▸ **ACTIVITY**:
Show every line of the records below that contains the word "value".

+ + + + +

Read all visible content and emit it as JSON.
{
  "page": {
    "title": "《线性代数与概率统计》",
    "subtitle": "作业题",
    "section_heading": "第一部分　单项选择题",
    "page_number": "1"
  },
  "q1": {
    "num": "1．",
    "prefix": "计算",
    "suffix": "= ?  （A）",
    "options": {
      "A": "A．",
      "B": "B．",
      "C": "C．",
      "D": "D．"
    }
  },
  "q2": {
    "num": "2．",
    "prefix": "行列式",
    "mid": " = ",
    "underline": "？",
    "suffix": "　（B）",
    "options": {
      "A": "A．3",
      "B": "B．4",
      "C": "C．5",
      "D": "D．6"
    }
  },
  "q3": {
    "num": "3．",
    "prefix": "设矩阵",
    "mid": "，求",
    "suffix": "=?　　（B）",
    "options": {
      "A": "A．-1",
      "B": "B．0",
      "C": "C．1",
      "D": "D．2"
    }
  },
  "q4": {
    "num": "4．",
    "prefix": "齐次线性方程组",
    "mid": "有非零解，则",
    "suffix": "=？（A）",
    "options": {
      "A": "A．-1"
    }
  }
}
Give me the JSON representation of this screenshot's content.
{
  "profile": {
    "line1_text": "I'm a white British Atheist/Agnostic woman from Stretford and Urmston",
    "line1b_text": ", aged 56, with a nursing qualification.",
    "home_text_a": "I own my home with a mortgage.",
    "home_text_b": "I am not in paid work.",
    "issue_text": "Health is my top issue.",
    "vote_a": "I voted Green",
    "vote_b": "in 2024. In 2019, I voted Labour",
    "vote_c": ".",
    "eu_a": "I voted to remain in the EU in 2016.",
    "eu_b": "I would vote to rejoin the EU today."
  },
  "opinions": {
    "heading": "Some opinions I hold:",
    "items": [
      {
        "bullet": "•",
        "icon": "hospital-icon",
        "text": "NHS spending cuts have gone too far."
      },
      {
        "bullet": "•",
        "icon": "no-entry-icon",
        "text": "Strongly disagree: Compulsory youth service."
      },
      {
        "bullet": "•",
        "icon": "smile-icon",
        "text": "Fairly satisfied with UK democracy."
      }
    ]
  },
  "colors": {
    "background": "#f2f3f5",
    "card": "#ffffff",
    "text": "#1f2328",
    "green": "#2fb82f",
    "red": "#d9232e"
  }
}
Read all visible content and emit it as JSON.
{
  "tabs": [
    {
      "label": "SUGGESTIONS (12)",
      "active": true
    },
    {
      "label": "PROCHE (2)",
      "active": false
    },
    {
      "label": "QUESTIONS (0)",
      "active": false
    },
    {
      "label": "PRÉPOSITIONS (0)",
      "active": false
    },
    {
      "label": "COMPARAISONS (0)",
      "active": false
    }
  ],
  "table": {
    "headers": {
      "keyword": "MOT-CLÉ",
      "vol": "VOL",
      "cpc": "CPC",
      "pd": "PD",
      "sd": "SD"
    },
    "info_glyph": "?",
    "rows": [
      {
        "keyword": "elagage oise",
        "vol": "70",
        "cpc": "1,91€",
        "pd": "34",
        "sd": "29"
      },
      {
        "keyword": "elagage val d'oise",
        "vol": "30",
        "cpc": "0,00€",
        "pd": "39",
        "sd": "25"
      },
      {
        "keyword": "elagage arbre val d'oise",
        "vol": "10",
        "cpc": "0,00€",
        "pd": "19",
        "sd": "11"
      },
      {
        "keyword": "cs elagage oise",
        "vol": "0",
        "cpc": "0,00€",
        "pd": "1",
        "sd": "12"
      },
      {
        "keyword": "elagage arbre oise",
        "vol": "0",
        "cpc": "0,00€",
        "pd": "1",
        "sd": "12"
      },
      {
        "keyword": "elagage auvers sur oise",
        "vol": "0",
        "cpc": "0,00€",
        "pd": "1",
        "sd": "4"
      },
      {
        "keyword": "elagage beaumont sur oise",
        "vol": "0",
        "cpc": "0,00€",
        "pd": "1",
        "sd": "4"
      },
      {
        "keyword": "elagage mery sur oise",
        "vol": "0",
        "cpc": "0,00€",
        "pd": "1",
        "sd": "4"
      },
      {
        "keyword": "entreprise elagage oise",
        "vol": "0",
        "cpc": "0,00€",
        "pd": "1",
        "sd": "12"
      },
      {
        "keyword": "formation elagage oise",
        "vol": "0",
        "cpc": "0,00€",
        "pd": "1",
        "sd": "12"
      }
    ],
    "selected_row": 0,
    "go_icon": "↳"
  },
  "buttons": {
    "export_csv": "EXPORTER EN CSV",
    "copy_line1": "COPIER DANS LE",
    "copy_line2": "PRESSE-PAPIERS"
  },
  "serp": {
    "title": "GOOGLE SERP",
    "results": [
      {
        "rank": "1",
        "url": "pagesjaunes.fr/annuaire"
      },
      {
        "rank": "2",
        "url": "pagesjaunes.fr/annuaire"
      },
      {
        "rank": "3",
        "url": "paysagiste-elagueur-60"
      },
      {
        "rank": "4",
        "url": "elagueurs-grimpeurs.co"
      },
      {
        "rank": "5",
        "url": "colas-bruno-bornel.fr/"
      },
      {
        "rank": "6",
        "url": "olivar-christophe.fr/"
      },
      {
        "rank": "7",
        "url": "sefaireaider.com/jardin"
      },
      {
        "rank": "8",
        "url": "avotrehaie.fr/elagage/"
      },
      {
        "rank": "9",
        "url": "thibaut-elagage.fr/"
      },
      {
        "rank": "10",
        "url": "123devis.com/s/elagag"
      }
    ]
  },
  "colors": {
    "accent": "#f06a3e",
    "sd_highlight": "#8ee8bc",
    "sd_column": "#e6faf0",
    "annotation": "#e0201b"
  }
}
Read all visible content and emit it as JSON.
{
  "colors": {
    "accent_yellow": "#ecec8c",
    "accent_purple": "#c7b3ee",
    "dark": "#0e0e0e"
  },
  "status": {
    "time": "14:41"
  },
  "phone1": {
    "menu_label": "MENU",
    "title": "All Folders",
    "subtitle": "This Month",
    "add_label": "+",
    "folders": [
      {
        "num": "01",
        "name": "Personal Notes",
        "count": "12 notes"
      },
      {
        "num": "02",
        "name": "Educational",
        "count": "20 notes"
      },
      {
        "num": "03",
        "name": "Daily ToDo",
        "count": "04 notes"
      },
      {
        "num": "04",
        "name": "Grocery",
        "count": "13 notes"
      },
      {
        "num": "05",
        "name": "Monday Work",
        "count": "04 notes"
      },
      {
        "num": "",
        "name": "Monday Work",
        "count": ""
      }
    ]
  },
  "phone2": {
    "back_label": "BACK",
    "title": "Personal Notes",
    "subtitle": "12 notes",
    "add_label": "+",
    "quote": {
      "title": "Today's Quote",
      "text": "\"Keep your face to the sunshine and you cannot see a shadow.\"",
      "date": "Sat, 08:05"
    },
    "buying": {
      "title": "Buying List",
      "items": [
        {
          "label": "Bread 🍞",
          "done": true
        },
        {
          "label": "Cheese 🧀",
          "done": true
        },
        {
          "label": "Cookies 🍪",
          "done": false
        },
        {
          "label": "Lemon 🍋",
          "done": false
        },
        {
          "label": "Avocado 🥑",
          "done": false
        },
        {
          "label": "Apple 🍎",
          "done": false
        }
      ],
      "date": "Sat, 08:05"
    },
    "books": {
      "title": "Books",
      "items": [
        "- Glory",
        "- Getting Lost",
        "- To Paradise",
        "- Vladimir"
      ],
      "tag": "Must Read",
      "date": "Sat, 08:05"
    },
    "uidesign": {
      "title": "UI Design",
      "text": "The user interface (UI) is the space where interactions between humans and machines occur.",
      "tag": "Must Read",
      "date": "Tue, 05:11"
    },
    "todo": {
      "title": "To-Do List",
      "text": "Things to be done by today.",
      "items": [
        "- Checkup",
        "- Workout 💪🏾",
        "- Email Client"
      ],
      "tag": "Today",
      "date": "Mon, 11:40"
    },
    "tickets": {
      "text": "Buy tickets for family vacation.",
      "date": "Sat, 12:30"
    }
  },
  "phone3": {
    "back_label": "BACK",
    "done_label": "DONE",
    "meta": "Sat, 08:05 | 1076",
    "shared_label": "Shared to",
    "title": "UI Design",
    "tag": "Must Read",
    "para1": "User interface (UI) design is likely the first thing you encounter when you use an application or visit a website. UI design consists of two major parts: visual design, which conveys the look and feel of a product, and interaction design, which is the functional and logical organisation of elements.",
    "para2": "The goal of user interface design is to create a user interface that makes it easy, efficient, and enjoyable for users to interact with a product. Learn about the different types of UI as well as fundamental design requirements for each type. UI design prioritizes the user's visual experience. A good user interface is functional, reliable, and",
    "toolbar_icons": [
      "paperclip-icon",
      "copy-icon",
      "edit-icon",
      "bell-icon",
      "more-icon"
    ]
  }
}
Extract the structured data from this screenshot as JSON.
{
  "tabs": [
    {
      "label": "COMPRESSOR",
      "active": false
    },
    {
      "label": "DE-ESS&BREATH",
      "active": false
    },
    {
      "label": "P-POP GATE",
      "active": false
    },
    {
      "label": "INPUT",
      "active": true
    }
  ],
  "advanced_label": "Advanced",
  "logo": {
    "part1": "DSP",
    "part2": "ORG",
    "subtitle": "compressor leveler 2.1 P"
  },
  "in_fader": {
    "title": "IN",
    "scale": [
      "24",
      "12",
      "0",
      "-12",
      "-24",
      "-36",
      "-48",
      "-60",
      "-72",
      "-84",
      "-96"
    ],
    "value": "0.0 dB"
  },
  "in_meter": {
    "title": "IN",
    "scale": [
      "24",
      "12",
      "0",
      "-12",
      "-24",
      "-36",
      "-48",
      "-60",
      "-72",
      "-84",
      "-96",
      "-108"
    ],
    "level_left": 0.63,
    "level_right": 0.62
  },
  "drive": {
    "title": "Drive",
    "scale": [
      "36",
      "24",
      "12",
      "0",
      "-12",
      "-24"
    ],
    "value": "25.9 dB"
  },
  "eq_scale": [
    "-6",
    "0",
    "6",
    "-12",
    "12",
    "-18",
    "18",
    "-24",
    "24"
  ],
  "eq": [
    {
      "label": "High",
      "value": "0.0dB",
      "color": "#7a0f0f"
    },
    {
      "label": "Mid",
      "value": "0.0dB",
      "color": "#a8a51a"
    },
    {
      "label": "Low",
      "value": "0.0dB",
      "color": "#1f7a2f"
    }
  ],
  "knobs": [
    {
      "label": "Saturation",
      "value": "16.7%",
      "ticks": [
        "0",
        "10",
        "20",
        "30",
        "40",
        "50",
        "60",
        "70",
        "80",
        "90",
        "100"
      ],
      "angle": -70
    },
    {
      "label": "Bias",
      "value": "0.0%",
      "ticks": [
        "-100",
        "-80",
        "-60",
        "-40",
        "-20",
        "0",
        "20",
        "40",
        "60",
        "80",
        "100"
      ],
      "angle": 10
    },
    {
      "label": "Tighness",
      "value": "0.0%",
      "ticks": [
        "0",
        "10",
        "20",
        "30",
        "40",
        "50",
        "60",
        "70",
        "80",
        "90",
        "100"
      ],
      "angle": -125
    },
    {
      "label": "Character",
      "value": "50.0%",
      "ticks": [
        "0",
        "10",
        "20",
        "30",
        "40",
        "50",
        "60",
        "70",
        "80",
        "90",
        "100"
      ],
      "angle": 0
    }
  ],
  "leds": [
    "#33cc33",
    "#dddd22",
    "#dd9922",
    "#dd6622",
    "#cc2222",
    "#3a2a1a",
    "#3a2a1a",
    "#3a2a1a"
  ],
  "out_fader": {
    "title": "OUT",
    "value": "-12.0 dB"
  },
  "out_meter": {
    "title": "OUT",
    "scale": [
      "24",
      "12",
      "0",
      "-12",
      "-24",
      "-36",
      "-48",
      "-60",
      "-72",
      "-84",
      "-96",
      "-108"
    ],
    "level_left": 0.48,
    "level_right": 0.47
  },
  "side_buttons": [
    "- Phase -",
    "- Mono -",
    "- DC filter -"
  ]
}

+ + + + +

▸ **EXPECTED ANSWER**:
    "value": "0.0 dB"
    "value": "25.9 dB"
      "value": "0.0dB",
      "value": "0.0dB",
      "value": "0.0dB",
      "value": "16.7%",
      "value": "0.0%",
      "value": "0.0%",
      "value": "50.0%",
    "value": "-12.0 dB"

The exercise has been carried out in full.